Unraveling the Mysteries of the Inner Ear
When researcher Paul Fuchs talks about the cochlea, you can almost hear him sigh. “Once I began working in the inner ear, and saw how extraordinarily beautiful it is, the detail, the anatomy, the differentiation on a functional level, the biophysics… it’s this amazingly sophisticated, elegant biological mechanism, and I decided that was where I was going to work.”
That passion has helped Fuchs uncover the neurochemistry of hearing, the actual molecules that carry electrical signals from the cochlea’s hair cells to the brain for processing. While some deafness and hearing loss can be treated with mechanical aids such as cochlear implants, Fuchs’ work might someday yield drug or gene therapies that get at the root causes of hearing deficits.
Because the cochlear is so difficult to work with—its tissues and cells are encased in the body’s hardest bone, existing in separate compartments each with its own special fluid balance and gradients—it’s been harder to define the biochemical mechanisms of hearing than those for other senses such as sight or smell. Fuchs and fellow researcher Elisabeth Glowatzki have spent years mapping these pathways.
Glowatzki looks at glutamate, the chemical released when a hair cell sends its electrical signal upstream. Her previous work found that the cells package glutamate in tiny vesicles that cluster together at micron-size ribbons similar to those used by photoreceptor cells in the eye. Like a raft full of passengers, the ribbons dock opposite a nearby auditory neuron that passes the glutamate signal along. Glowatzki recently proved that the connection is vital by showing that mice lacking the ability to release glutamate are profoundly deaf. She says her findings could have implications in humans. “If you can test for a gene that shows the absence of glutamate with a given deafness, we can say, Well, the nerve fibers are still intact, so a cochlear implant would help.”

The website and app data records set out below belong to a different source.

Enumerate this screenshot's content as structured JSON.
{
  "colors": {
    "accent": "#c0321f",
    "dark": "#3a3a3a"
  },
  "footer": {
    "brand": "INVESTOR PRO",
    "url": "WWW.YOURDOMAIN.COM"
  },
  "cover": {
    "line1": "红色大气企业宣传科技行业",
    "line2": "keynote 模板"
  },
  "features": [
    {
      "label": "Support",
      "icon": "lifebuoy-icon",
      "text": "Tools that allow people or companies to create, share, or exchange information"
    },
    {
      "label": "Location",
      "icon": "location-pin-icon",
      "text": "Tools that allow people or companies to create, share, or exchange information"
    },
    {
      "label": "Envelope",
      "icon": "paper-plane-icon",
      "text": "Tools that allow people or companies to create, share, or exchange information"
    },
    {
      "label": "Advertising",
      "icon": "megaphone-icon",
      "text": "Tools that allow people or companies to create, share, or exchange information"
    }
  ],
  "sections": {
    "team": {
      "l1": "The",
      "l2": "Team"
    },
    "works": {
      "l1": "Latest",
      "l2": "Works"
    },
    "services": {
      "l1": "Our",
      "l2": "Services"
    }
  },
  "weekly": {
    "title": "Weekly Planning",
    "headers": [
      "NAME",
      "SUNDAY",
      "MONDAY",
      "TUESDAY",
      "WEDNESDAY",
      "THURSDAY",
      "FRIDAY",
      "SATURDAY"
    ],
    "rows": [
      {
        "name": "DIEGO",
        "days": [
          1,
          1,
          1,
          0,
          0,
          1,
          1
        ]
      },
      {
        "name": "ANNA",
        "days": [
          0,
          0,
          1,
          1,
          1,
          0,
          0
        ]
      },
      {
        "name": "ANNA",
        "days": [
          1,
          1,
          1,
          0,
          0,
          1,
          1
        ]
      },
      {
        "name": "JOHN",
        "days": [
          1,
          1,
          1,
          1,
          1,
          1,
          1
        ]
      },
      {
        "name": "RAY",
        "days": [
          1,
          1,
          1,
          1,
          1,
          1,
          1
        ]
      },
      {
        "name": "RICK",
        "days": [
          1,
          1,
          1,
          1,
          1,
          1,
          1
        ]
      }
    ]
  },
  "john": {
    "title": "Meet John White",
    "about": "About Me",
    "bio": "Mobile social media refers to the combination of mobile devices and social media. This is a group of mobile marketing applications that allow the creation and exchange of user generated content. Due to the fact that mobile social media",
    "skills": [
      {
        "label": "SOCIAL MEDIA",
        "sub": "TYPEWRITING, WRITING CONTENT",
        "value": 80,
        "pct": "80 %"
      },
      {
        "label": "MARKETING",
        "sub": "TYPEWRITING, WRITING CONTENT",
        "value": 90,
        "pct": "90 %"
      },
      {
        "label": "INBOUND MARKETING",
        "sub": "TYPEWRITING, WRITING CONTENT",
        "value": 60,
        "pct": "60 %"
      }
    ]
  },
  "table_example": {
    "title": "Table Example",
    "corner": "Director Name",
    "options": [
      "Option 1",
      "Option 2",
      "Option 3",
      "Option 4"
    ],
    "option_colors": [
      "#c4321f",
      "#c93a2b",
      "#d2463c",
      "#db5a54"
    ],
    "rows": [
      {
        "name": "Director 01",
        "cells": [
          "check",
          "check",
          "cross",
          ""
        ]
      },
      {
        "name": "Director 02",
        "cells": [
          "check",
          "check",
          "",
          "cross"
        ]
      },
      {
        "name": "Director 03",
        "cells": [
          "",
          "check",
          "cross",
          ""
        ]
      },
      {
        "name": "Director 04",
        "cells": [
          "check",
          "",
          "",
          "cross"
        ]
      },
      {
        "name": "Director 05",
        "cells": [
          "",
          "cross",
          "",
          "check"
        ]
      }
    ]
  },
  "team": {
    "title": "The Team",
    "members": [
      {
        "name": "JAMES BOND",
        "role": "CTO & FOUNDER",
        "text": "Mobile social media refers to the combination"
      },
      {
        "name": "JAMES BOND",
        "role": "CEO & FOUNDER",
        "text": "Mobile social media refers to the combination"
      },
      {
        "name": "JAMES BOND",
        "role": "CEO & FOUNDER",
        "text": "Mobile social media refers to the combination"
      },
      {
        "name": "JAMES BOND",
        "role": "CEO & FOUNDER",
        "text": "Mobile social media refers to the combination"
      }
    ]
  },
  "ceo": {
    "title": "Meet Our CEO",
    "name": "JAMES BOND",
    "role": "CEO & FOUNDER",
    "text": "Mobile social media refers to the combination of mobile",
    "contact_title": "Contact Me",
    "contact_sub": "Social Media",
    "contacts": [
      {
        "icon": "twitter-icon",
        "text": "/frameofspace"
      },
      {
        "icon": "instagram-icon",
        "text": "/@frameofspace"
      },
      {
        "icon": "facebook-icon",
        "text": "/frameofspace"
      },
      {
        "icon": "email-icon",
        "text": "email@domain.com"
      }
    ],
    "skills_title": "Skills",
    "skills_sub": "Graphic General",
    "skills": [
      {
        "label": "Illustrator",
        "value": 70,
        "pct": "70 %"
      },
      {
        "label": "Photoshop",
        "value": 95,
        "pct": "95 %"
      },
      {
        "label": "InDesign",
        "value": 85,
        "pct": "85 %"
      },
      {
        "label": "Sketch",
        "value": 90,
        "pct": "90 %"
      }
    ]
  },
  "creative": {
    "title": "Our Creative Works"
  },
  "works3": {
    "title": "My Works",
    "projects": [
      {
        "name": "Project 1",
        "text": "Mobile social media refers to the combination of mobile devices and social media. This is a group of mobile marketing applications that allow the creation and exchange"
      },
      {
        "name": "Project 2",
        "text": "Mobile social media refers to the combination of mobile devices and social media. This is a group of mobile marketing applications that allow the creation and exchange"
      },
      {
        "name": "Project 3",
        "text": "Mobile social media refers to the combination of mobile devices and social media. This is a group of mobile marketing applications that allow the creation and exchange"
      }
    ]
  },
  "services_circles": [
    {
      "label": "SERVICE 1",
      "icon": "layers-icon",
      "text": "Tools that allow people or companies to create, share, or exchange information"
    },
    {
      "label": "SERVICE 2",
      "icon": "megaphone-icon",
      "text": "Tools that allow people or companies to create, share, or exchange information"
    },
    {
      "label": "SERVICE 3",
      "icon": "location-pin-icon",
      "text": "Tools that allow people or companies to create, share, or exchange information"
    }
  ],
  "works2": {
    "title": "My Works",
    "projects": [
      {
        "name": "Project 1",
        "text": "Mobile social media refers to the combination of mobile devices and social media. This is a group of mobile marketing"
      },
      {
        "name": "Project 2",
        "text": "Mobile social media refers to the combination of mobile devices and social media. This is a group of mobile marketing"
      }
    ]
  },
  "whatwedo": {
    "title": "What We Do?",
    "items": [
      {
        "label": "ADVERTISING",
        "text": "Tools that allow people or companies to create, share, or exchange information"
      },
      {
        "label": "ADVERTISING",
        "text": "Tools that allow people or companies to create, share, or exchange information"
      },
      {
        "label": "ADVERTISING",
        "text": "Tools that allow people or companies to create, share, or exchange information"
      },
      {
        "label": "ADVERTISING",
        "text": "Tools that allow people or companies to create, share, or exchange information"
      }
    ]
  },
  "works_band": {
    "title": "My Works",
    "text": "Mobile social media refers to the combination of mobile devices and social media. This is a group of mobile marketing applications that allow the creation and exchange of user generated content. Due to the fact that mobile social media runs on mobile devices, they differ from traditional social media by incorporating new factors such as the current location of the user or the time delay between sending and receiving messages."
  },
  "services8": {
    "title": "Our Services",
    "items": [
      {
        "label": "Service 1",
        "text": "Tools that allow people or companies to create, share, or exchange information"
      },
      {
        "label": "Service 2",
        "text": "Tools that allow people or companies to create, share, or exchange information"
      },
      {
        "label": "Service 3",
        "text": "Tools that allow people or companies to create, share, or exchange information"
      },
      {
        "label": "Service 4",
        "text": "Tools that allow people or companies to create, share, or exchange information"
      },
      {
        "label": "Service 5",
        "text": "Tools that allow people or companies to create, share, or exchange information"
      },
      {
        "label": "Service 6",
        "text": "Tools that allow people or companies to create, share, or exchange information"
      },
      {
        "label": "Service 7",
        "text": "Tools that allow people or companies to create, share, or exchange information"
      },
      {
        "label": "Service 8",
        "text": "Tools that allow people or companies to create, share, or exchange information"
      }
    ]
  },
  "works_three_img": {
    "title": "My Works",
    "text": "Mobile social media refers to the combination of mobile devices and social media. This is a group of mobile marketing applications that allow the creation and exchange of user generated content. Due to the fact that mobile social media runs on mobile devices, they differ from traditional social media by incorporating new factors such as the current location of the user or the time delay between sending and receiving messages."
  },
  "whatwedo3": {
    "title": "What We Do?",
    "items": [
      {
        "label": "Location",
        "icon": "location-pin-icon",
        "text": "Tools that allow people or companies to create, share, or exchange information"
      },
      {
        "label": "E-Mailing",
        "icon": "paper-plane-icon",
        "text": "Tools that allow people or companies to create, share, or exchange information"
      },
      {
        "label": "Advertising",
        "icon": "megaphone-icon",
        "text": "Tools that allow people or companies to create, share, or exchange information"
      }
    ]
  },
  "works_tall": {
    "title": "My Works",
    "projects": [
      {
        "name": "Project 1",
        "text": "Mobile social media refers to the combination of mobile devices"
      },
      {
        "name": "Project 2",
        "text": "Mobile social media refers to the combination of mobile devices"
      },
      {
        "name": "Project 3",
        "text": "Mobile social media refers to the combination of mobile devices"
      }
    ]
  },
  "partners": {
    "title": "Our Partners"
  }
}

Meanwhile, Fuchs is studying the brain’s feedback mechanism in the cochlea’s outer hair cells, which are designed to amplify incoming sound waves. Thus, the brain operates like a soundman at a concert, modulating the volume and frequencies amplified by those outer hair cells at the source so that what we hear isn’t a cacophony, but a symphony. Fuchs and his colleagues recently created mice with a single mutation that alters the chemistry at a nicotinic receptor between the brain and the hair cells. As a result, the brain exerts a stronger feedback effect that protects the mice against noise-induced hearing loss.
Fuchs says that while nicotinic receptors are common throughout the body, “the one in the ear is genetically and pharmacologically distinct from others. So, it should be possible to find chemicals that act specifically in the ear and not in the brain or muscles that have other nicotinic receptors. That’s great because we could discover ear-specific drugs to take on noise-induced hearing loss.”